As is well known, the majority of lateral homonymous visual defects are of the hemianopic variety, while the quadrantanopic types are less often seen. In general the defects consist of a single large uniform scotoma extending over one or two quadrants on one side of the vertical meridian. They not infrequently spare the central field of vision and invariably implicate the peripheral parts.

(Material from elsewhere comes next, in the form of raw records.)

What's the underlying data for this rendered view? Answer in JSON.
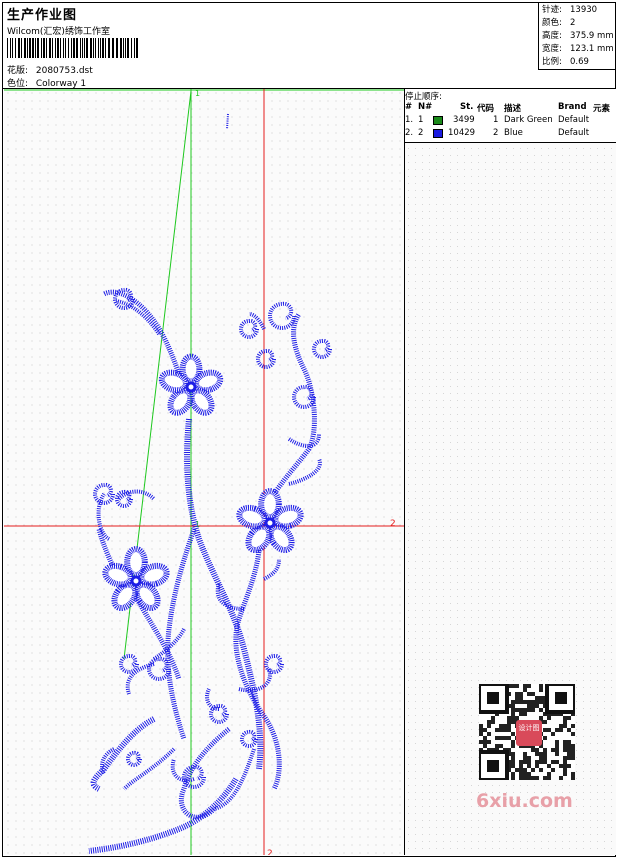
{
  "header": {
    "title": "生产作业图",
    "company": "Wilcom(汇宏)绣饰工作室",
    "design_label": "花版:",
    "design_value": "2080753.dst",
    "colorway_label": "色位:",
    "colorway_value": "Colorway 1"
  },
  "stats": {
    "stitches_label": "针迹:",
    "stitches_value": "13930",
    "colors_label": "颜色:",
    "colors_value": "2",
    "height_label": "高度:",
    "height_value": "375.9 mm",
    "width_label": "宽度:",
    "width_value": "123.1 mm",
    "scale_label": "比例:",
    "scale_value": "0.69"
  },
  "canvas": {
    "marker_top_1": "1",
    "marker_mid_1": "1",
    "marker_right_2": "2",
    "marker_bottom_2": "2",
    "colors": {
      "thread": "#1e1ee6",
      "green_guide": "#1ec81e",
      "red_guide": "#e61e1e"
    }
  },
  "stoplist": {
    "title": "停止顺序:",
    "columns": [
      "#",
      "N#",
      "St.",
      "代码",
      "描述",
      "Brand",
      "元素"
    ],
    "rows": [
      {
        "idx": "1.",
        "n": "1",
        "color": "#1a8a1a",
        "st": "3499",
        "code": "1",
        "desc": "Dark Green",
        "brand": "Default"
      },
      {
        "idx": "2.",
        "n": "2",
        "color": "#1a1ae0",
        "st": "10429",
        "code": "2",
        "desc": "Blue",
        "brand": "Default"
      }
    ]
  },
  "watermark": {
    "text": "6xiu.com",
    "stamp": "设计图"
  }
}
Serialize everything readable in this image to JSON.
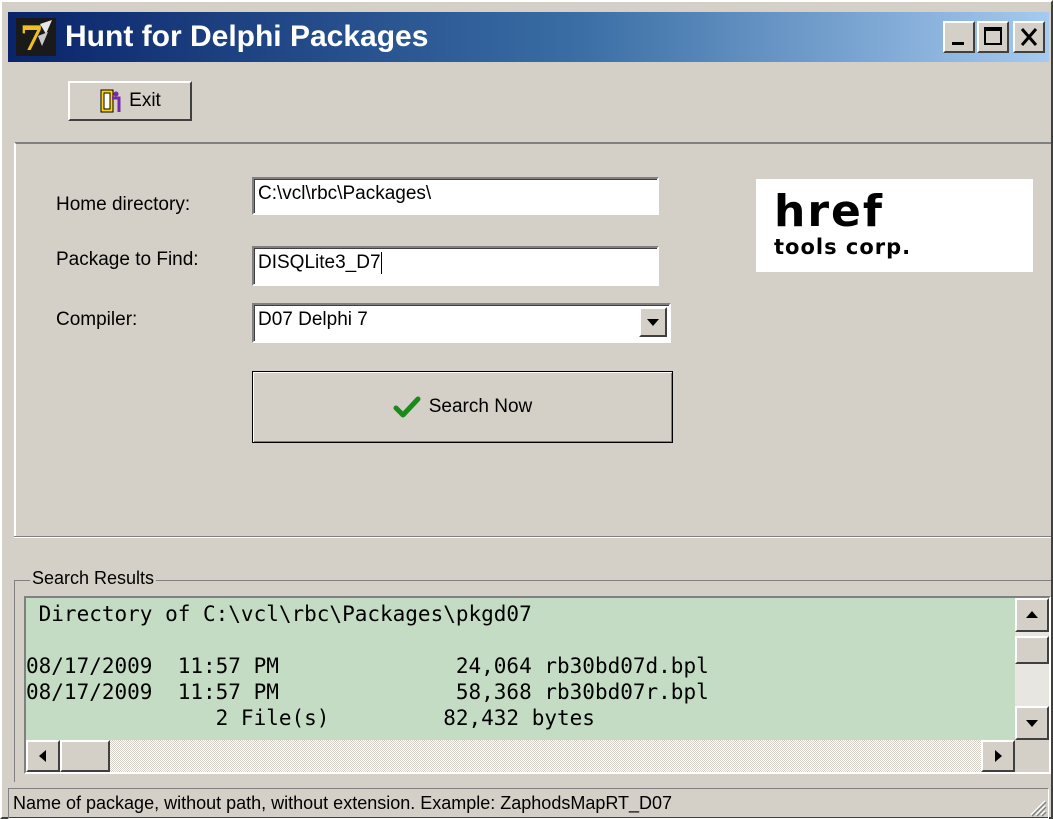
{
  "window": {
    "title": "Hunt for Delphi Packages",
    "icon": "delphi-7-icon",
    "title_gradient": [
      "#0a246a",
      "#a6caf0"
    ]
  },
  "toolbar": {
    "exit_label": "Exit",
    "exit_icon": "exit-door-icon"
  },
  "form": {
    "home_directory_label": "Home directory:",
    "home_directory_value": "C:\\vcl\\rbc\\Packages\\",
    "package_label": "Package to Find:",
    "package_value": "DISQLite3_D7",
    "compiler_label": "Compiler:",
    "compiler_value": "D07 Delphi 7",
    "search_label": "Search Now",
    "search_icon": "checkmark-icon"
  },
  "logo": {
    "main": "href",
    "sub": "tools corp."
  },
  "results": {
    "caption": "Search Results",
    "background": "#c4dcc4",
    "lines": [
      " Directory of C:\\vcl\\rbc\\Packages\\pkgd07",
      "",
      "08/17/2009  11:57 PM              24,064 rb30bd07d.bpl",
      "08/17/2009  11:57 PM              58,368 rb30bd07r.bpl",
      "               2 File(s)         82,432 bytes"
    ]
  },
  "statusbar": {
    "text": "Name of package, without path, without extension. Example: ZaphodsMapRT_D07"
  }
}
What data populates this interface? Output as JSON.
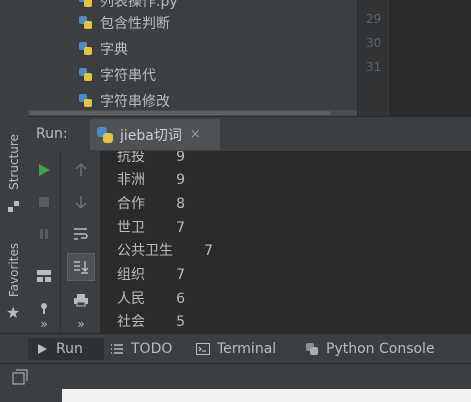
{
  "sidebar": {
    "structure_label": "Structure",
    "favorites_label": "Favorites"
  },
  "project_tree": {
    "items": [
      {
        "label": "列表操作.py"
      },
      {
        "label": "包含性判断"
      },
      {
        "label": "字典"
      },
      {
        "label": "字符串代"
      },
      {
        "label": "字符串修改"
      }
    ]
  },
  "editor": {
    "line_numbers": [
      "29",
      "30",
      "31"
    ]
  },
  "run_panel": {
    "title": "Run:",
    "tab_label": "jieba切词",
    "close_glyph": "×"
  },
  "console": {
    "lines": [
      "抗投       9",
      "非洲       9",
      "合作       8",
      "世卫       7",
      "公共卫生       7",
      "组织       7",
      "人民       6",
      "社会       5"
    ]
  },
  "bottom_bar": {
    "run_label": "Run",
    "todo_label": "TODO",
    "terminal_label": "Terminal",
    "python_console_label": "Python Console"
  },
  "colors": {
    "background": "#3c3f41",
    "console_bg": "#2b2b2b",
    "run_green": "#499c54",
    "text": "#bbbbbb"
  }
}
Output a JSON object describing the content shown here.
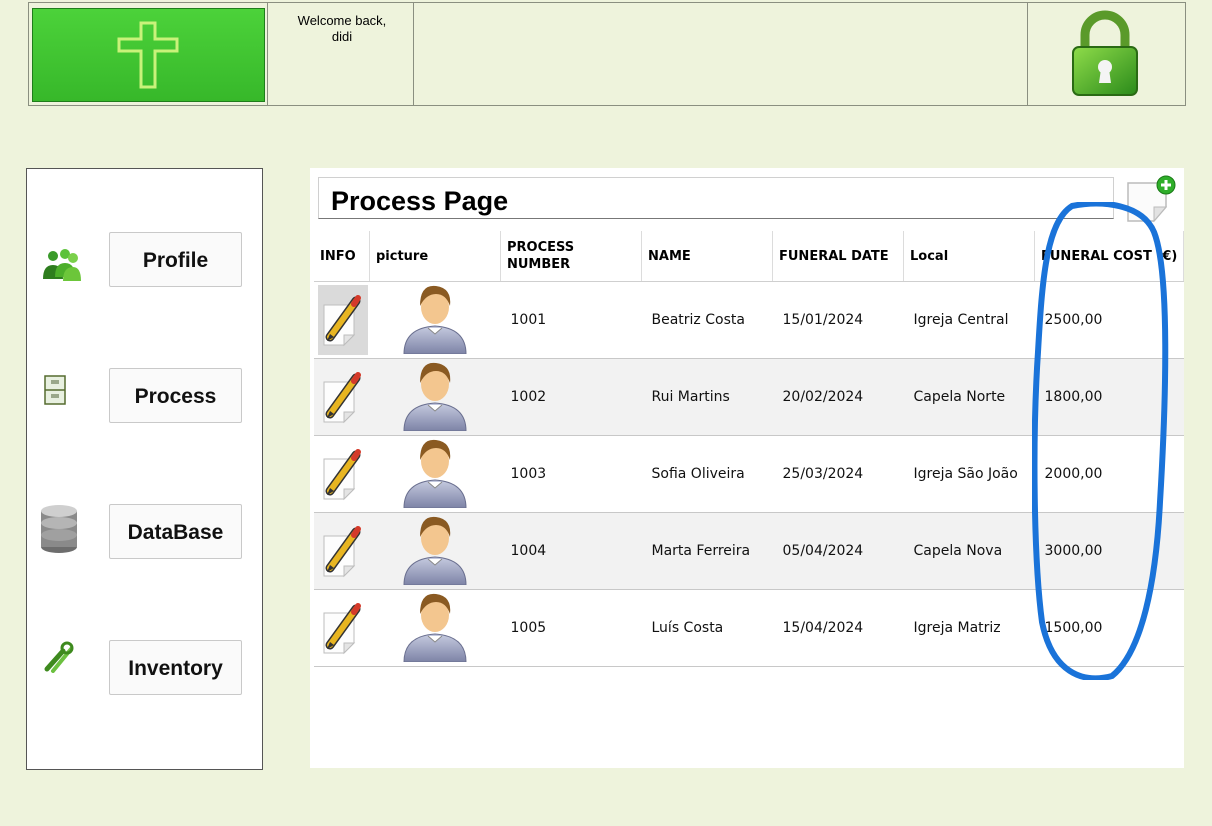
{
  "header": {
    "welcome": "Welcome back,\ndidi",
    "logo_icon": "cross-icon",
    "lock_icon": "lock-icon"
  },
  "sidebar": {
    "items": [
      {
        "label": "Profile",
        "icon": "users-icon"
      },
      {
        "label": "Process",
        "icon": "filing-cabinet-icon"
      },
      {
        "label": "DataBase",
        "icon": "database-icon"
      },
      {
        "label": "Inventory",
        "icon": "tools-icon"
      }
    ]
  },
  "main": {
    "title": "Process Page",
    "add_icon": "add-document-icon",
    "columns": [
      "INFO",
      "picture",
      "PROCESS NUMBER",
      "NAME",
      "FUNERAL DATE",
      "Local",
      "FUNERAL COST (€)"
    ],
    "rows": [
      {
        "process_number": "1001",
        "name": "Beatriz Costa",
        "date": "15/01/2024",
        "local": "Igreja Central",
        "cost": "2500,00"
      },
      {
        "process_number": "1002",
        "name": "Rui Martins",
        "date": "20/02/2024",
        "local": "Capela Norte",
        "cost": "1800,00"
      },
      {
        "process_number": "1003",
        "name": "Sofia Oliveira",
        "date": "25/03/2024",
        "local": "Igreja São João",
        "cost": "2000,00"
      },
      {
        "process_number": "1004",
        "name": "Marta Ferreira",
        "date": "05/04/2024",
        "local": "Capela Nova",
        "cost": "3000,00"
      },
      {
        "process_number": "1005",
        "name": "Luís Costa",
        "date": "15/04/2024",
        "local": "Igreja Matriz",
        "cost": "1500,00"
      }
    ]
  },
  "colors": {
    "background": "#eef3dc",
    "logo_green": "#3fc530",
    "annotation_blue": "#1a73d9"
  }
}
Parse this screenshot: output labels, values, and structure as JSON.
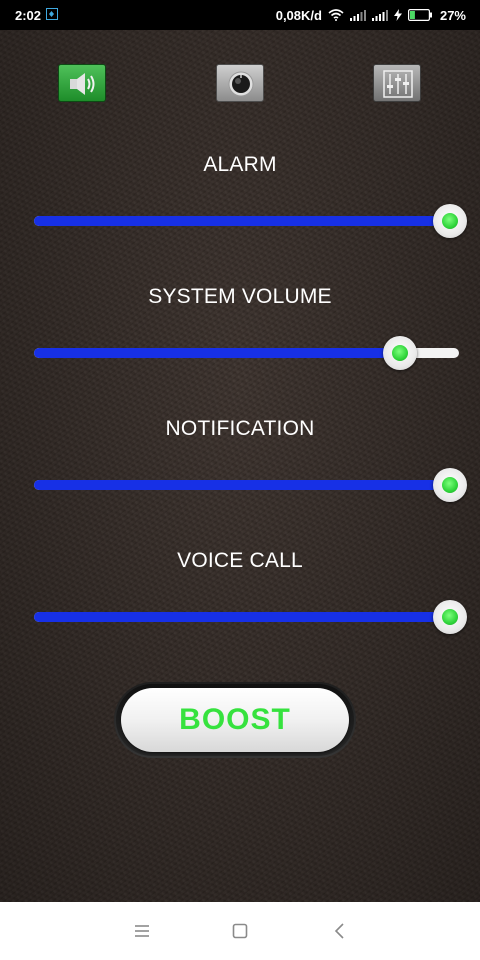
{
  "status_bar": {
    "time": "2:02",
    "network_speed": "0,08K/d",
    "battery_percent": "27%",
    "battery_level": 0.27,
    "icons": [
      "notification-icon",
      "wifi-icon",
      "signal-icon",
      "signal-icon",
      "charging-icon",
      "battery-icon"
    ]
  },
  "tabs": [
    {
      "name": "volume",
      "icon": "speaker-icon",
      "active": true
    },
    {
      "name": "bass",
      "icon": "knob-icon",
      "active": false
    },
    {
      "name": "equalizer",
      "icon": "equalizer-icon",
      "active": false
    }
  ],
  "sliders": [
    {
      "label": "ALARM",
      "value": 1.0
    },
    {
      "label": "SYSTEM VOLUME",
      "value": 0.86
    },
    {
      "label": "NOTIFICATION",
      "value": 1.0
    },
    {
      "label": "VOICE CALL",
      "value": 1.0
    }
  ],
  "boost": {
    "label": "BOOST"
  },
  "nav": {
    "icons": [
      "menu-icon",
      "home-icon",
      "back-icon"
    ]
  },
  "colors": {
    "track_fill": "#1730e6",
    "thumb_center": "#2fd43a",
    "boost_text": "#36e23e",
    "active_tab": "#2fa63a"
  }
}
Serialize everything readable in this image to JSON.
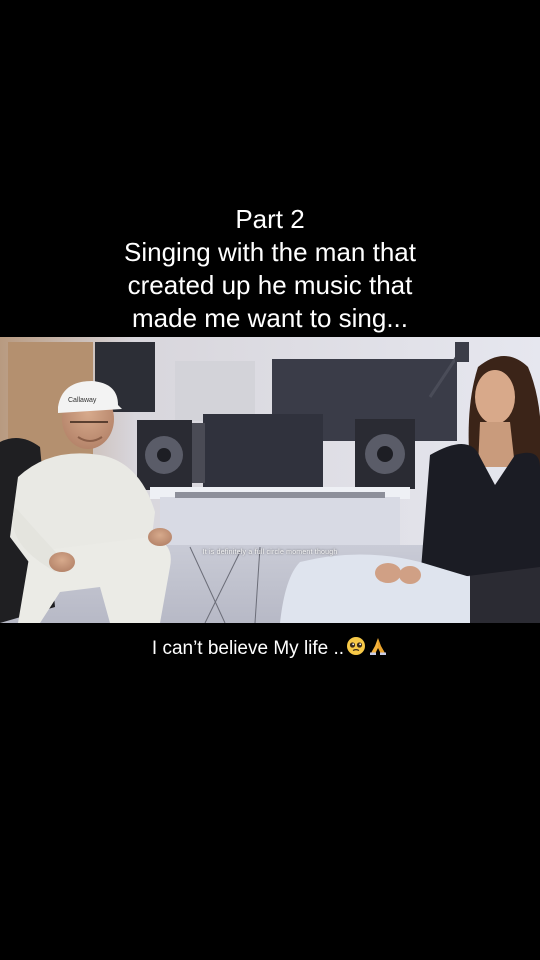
{
  "caption": {
    "lines": [
      "Part 2",
      "Singing with the man that",
      "created up he music that",
      "made me want to sing..."
    ],
    "bottom_text": "I can’t believe My life ..",
    "bottom_emojis": [
      "pleading-face-emoji",
      "folded-hands-emoji"
    ]
  },
  "video": {
    "subtitle": "It is definitely a full circle moment though",
    "cap_text": "Callaway"
  }
}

Homonymous central or paracentral scotomas have been reported from time to time,1 but multiple scotomas in homonymous fields are extremely rare. In reviewing the literature, Wilbrand and Saenger2 cited several isolated instances of irregular and multiple field defects occurring in patients with gunshot wounds of the occipital lobe cortex and the adjacent optic radiations. In a large series of cases of tumors involving the geniculocalcarine pathways in which careful tangent screen and perimetric studies were made, isolated discrete scotomas were never found.3